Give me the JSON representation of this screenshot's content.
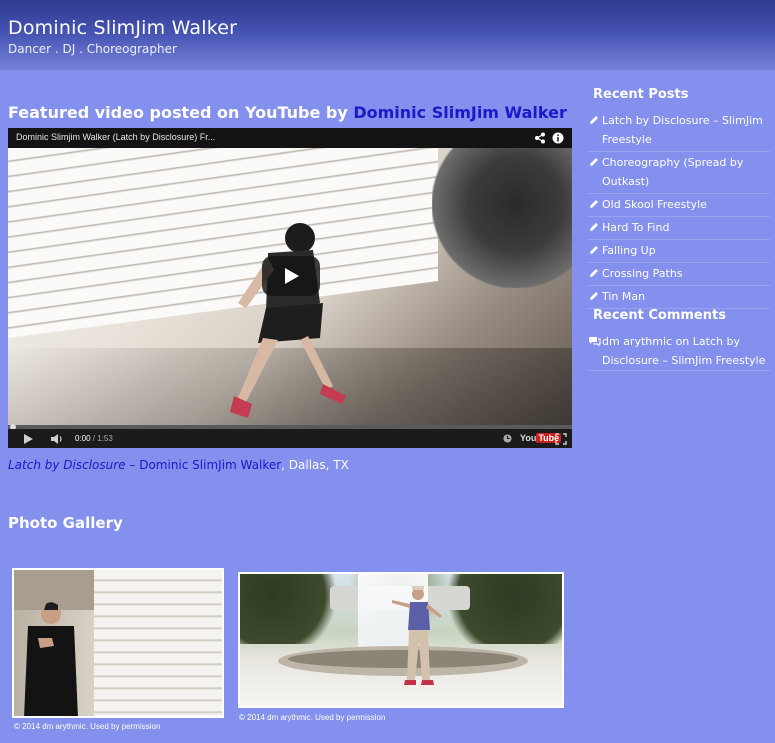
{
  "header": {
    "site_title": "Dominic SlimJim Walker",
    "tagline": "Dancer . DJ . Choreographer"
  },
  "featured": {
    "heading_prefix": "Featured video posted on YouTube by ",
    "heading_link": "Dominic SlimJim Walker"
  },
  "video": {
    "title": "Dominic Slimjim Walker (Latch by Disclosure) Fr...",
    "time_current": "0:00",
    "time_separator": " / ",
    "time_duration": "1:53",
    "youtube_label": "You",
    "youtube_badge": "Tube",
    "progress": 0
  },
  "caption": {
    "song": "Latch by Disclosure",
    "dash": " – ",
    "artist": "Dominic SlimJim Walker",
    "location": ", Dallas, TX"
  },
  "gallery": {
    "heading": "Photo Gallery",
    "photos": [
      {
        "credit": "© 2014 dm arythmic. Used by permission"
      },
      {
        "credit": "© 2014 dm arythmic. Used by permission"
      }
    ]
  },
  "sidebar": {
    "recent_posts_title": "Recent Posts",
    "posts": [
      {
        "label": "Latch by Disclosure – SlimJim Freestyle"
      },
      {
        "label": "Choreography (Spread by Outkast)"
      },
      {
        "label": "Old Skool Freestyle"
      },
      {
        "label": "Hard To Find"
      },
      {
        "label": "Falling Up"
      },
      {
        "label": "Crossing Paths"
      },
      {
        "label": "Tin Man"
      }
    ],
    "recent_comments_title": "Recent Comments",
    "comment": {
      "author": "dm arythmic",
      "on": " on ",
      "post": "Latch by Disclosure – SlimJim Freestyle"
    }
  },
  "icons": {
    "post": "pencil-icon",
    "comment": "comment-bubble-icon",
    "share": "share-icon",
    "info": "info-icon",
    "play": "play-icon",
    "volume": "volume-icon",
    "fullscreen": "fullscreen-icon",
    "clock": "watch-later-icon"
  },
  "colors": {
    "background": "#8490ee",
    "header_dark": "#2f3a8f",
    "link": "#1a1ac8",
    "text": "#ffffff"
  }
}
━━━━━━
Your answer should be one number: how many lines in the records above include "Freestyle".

3